┌──

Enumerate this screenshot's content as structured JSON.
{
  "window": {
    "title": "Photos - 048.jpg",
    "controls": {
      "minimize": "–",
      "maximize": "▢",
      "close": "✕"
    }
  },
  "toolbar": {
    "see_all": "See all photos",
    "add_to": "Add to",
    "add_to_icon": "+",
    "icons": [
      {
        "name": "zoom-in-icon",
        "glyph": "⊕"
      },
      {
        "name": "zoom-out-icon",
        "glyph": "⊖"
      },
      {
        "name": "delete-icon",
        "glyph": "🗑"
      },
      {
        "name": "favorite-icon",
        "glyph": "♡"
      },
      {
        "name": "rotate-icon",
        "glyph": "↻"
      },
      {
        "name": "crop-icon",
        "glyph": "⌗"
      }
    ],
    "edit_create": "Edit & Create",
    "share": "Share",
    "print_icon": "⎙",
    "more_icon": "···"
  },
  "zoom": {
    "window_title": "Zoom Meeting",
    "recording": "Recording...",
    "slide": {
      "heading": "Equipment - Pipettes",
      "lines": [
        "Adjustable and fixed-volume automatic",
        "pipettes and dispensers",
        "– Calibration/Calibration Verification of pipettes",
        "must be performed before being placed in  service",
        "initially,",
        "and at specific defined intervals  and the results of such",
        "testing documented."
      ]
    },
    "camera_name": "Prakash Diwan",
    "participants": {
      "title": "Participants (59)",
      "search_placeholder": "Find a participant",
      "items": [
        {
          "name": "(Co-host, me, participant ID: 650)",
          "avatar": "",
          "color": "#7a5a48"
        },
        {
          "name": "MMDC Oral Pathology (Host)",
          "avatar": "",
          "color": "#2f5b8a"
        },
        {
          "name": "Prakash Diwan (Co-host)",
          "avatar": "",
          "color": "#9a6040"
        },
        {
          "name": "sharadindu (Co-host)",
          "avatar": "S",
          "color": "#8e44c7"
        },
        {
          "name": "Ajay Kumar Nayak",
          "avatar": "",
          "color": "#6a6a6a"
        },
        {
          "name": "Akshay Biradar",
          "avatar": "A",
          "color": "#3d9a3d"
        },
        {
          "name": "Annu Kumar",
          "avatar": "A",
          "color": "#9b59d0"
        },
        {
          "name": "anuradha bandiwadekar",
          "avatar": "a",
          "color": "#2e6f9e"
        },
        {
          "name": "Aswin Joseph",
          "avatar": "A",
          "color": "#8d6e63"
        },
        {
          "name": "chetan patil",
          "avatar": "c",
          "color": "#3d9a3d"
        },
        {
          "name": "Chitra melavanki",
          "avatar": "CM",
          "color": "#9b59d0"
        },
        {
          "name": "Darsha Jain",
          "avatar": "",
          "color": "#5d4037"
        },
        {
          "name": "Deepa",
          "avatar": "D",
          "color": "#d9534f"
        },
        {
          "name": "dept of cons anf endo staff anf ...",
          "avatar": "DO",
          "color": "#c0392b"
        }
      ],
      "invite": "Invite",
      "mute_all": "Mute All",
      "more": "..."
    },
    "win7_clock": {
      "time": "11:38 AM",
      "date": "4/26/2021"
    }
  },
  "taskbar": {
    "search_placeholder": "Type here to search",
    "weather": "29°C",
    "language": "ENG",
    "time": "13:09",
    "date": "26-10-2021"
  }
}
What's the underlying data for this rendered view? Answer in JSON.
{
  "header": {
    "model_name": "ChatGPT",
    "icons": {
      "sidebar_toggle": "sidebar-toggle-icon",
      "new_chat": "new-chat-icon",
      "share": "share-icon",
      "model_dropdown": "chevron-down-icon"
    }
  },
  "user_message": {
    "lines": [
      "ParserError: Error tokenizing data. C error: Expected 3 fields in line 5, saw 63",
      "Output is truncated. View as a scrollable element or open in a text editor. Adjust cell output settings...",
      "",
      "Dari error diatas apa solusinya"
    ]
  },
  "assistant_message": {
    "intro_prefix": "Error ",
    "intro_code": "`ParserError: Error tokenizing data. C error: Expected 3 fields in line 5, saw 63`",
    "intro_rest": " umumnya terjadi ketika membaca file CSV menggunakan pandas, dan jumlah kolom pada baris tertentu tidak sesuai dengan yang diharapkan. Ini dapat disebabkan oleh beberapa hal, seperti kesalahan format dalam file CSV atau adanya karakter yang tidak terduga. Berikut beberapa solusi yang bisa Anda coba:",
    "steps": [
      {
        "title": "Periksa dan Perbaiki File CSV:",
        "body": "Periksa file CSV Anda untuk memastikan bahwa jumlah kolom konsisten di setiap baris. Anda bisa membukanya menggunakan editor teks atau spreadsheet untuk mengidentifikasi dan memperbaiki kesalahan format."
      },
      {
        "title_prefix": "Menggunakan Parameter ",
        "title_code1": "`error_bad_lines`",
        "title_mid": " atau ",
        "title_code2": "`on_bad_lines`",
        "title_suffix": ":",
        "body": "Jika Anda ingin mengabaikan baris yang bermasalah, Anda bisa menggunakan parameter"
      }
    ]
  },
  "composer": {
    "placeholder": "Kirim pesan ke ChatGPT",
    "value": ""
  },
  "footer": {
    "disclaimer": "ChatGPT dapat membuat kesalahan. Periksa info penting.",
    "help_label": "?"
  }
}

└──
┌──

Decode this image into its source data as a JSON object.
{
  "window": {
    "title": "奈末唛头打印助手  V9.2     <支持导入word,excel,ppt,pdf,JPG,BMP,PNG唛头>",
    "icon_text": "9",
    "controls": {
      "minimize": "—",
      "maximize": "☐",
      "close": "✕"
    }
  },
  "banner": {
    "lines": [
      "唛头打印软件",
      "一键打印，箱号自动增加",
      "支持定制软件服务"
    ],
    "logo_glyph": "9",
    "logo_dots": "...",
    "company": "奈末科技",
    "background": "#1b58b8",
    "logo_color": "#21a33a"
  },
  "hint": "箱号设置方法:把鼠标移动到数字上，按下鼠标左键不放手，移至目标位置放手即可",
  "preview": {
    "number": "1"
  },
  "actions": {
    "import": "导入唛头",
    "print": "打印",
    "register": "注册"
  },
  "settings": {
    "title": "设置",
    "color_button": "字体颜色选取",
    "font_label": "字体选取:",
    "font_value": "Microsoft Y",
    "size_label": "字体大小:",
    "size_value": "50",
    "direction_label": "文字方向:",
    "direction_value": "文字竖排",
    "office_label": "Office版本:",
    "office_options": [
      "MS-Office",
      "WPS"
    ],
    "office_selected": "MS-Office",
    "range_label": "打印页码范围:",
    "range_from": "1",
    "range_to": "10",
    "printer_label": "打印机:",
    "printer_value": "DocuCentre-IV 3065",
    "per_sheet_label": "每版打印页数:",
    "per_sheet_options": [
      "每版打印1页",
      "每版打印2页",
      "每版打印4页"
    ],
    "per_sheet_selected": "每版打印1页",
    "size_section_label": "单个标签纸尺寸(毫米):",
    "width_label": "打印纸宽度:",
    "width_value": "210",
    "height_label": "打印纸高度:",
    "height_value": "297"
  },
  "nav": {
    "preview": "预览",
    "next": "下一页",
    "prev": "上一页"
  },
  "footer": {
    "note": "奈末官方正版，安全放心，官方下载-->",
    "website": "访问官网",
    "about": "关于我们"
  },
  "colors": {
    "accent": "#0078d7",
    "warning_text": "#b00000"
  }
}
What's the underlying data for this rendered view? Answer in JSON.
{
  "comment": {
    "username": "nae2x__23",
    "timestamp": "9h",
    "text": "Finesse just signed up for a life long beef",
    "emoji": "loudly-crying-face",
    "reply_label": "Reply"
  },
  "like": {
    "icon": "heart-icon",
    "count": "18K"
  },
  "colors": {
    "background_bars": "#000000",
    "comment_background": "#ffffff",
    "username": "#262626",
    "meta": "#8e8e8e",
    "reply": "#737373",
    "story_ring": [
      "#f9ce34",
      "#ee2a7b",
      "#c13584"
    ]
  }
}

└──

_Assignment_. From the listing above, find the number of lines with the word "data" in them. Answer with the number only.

_Expected output_. 5